[Records for processing Boundary: Start]

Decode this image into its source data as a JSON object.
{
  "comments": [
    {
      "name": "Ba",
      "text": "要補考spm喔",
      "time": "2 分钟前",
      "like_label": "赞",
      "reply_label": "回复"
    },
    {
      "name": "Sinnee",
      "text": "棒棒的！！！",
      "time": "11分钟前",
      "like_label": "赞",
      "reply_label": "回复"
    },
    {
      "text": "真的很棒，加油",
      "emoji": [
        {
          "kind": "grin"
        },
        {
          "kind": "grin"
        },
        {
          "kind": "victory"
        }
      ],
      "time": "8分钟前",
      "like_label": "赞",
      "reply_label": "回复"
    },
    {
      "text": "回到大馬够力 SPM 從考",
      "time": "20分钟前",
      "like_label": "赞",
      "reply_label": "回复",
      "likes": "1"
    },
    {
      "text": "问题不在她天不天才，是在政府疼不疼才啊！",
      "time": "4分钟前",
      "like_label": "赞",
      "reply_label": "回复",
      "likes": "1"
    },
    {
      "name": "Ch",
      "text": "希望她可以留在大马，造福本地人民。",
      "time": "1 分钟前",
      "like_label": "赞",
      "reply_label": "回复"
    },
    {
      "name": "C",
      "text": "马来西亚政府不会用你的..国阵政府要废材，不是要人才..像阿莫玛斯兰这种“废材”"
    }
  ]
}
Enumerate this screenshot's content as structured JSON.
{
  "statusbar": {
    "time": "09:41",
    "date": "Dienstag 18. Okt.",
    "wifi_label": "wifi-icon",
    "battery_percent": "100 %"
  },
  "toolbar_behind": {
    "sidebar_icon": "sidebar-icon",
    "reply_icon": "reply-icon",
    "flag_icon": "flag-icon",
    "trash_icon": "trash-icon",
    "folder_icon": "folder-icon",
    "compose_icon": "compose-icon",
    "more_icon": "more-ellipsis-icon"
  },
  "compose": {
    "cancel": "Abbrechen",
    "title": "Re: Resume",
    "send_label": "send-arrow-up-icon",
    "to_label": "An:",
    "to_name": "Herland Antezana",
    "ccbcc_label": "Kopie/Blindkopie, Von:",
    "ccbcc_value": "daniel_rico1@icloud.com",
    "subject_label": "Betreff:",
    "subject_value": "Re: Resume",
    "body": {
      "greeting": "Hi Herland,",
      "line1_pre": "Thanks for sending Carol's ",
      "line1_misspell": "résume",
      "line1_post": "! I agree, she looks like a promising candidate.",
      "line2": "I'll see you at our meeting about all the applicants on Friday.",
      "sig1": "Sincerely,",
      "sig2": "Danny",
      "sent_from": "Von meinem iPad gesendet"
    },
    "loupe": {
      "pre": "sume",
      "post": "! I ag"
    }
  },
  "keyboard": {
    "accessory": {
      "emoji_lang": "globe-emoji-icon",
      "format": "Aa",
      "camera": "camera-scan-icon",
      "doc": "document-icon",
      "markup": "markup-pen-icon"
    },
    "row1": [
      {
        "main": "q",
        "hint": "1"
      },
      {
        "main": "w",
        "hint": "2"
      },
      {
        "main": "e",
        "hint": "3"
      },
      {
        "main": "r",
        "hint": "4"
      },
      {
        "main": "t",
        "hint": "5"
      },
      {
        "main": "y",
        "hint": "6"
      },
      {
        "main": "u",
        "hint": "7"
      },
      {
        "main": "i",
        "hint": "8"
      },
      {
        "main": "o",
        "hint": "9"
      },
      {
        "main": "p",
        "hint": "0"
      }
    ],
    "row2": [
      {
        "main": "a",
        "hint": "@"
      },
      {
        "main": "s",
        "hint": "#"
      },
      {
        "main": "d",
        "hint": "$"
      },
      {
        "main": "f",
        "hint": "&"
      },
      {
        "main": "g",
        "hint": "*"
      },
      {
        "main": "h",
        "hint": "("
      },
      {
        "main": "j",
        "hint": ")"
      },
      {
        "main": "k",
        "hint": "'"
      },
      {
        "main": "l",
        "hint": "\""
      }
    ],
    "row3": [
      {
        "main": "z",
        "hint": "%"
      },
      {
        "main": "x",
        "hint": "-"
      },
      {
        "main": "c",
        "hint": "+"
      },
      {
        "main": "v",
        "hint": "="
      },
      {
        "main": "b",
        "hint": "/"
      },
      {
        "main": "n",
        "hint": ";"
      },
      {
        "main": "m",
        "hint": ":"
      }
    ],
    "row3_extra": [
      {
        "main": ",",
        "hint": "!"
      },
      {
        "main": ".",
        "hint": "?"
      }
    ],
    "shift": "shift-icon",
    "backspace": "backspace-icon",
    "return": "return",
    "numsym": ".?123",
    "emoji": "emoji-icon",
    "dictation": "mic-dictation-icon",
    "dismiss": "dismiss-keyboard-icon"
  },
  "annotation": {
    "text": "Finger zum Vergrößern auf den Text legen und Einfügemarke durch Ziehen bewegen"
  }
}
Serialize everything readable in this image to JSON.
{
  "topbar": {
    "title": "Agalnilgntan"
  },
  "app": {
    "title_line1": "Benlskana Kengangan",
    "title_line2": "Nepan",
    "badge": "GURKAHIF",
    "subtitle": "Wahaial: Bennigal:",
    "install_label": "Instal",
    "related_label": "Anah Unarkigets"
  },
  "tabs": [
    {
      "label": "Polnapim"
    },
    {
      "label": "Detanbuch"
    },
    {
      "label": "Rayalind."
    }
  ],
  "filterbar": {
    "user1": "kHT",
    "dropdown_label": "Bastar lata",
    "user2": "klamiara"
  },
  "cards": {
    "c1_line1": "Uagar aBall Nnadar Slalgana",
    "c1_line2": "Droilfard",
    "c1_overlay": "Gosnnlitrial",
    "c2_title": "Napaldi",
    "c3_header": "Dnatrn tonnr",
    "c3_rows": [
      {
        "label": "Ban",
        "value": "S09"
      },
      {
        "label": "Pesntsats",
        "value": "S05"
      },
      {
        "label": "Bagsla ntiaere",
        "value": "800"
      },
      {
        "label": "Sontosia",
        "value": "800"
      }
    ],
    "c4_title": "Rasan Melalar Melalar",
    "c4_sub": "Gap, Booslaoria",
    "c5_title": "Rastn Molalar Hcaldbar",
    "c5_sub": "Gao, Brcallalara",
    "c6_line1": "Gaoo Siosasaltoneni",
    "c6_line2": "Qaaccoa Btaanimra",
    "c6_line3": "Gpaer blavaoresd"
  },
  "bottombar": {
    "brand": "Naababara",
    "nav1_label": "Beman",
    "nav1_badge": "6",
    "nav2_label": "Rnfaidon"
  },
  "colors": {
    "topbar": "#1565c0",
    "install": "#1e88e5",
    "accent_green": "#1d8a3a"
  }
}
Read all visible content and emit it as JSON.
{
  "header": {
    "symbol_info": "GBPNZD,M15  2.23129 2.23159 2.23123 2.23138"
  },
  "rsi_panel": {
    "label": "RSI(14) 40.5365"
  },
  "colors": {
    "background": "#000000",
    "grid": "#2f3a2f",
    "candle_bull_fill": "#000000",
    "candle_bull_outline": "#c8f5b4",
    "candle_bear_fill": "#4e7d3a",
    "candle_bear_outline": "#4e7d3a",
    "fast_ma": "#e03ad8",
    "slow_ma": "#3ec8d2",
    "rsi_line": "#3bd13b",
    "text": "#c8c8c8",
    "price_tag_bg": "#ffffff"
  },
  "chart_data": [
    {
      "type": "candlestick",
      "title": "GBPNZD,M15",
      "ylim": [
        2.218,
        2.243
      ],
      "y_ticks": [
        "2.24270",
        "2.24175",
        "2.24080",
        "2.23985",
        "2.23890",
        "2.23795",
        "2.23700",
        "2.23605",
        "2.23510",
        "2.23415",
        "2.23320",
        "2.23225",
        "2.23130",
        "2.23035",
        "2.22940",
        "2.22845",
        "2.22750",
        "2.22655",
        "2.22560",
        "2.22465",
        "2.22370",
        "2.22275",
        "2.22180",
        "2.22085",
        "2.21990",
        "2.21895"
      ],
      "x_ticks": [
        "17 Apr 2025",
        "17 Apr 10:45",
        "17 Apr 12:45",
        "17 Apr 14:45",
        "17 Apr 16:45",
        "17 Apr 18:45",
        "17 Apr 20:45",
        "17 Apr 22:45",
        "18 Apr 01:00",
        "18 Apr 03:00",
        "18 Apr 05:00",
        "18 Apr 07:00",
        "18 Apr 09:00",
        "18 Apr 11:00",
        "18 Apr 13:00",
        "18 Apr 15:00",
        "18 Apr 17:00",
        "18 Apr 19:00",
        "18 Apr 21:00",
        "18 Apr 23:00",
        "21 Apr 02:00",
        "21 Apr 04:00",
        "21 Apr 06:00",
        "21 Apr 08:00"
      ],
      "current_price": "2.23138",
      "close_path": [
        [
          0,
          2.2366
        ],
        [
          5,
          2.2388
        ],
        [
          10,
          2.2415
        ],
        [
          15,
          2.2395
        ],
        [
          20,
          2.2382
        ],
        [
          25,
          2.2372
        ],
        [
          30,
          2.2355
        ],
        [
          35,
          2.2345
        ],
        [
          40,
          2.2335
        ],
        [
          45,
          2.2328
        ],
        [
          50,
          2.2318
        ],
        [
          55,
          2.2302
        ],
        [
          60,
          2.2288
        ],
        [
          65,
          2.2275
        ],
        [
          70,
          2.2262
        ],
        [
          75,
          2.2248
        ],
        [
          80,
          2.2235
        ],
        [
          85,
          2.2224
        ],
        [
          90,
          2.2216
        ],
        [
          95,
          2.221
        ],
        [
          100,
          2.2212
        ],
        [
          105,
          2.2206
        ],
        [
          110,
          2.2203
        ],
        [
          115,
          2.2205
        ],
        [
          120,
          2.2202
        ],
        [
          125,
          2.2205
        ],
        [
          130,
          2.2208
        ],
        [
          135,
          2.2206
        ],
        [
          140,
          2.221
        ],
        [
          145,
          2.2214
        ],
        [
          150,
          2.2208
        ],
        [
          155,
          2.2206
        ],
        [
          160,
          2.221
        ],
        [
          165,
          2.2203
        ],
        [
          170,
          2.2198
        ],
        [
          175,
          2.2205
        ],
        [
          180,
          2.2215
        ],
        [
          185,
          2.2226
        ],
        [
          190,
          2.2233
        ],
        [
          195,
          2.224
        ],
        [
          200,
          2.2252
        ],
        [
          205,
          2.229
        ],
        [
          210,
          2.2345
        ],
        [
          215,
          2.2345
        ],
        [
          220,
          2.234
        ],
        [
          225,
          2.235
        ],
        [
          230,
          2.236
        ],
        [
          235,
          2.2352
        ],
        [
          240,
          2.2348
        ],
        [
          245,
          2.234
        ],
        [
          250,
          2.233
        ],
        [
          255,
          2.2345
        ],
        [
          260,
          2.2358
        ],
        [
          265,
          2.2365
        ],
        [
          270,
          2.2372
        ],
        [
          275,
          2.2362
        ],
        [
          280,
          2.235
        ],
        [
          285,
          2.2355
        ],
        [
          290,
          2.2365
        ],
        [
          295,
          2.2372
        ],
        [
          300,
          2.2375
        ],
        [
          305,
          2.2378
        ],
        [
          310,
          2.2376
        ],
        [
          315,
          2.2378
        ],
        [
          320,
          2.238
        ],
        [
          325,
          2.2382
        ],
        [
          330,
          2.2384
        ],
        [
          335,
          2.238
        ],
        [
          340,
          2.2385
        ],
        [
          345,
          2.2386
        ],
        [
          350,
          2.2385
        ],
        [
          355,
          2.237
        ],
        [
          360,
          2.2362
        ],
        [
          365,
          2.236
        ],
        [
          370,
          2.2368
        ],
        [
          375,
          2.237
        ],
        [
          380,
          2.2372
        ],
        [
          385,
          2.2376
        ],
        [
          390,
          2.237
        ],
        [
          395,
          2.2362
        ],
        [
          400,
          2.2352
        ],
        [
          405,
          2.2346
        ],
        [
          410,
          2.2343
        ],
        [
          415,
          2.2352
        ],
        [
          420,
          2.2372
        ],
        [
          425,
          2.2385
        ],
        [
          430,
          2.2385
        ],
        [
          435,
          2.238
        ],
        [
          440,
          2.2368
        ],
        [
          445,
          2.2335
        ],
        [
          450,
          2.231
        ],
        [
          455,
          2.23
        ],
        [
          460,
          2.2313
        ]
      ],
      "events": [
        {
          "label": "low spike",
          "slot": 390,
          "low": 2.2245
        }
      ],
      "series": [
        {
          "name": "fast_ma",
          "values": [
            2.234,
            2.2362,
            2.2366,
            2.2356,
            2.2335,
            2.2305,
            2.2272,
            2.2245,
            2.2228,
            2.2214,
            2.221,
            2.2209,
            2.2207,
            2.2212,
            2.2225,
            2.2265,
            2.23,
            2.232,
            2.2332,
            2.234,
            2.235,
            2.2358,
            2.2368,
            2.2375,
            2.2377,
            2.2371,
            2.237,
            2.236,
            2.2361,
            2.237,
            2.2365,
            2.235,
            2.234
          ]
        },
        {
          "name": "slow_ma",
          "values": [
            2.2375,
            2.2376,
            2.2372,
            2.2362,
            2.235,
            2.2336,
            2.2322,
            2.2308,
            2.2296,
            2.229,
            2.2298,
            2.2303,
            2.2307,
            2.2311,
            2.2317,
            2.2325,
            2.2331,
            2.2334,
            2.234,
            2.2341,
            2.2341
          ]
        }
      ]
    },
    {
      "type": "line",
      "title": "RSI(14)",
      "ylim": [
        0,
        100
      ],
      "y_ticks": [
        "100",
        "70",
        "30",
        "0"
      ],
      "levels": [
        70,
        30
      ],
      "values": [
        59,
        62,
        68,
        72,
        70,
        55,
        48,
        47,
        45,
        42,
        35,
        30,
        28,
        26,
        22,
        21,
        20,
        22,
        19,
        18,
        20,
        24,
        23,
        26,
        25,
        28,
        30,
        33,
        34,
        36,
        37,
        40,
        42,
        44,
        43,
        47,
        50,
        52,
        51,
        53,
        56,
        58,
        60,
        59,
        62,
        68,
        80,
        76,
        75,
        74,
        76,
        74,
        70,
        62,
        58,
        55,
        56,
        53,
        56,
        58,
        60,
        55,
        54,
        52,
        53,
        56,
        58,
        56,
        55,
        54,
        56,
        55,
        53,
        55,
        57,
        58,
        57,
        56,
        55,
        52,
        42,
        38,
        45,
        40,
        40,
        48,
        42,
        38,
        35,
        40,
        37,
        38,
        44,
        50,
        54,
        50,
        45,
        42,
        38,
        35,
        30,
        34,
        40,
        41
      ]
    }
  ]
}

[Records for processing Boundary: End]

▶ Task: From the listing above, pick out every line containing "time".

▶ Written answer:
      "time": "2 分钟前",
      "time": "11分钟前",
      "time": "8分钟前",
      "time": "20分钟前",
      "time": "4分钟前",
      "time": "1 分钟前",
    "time": "09:41",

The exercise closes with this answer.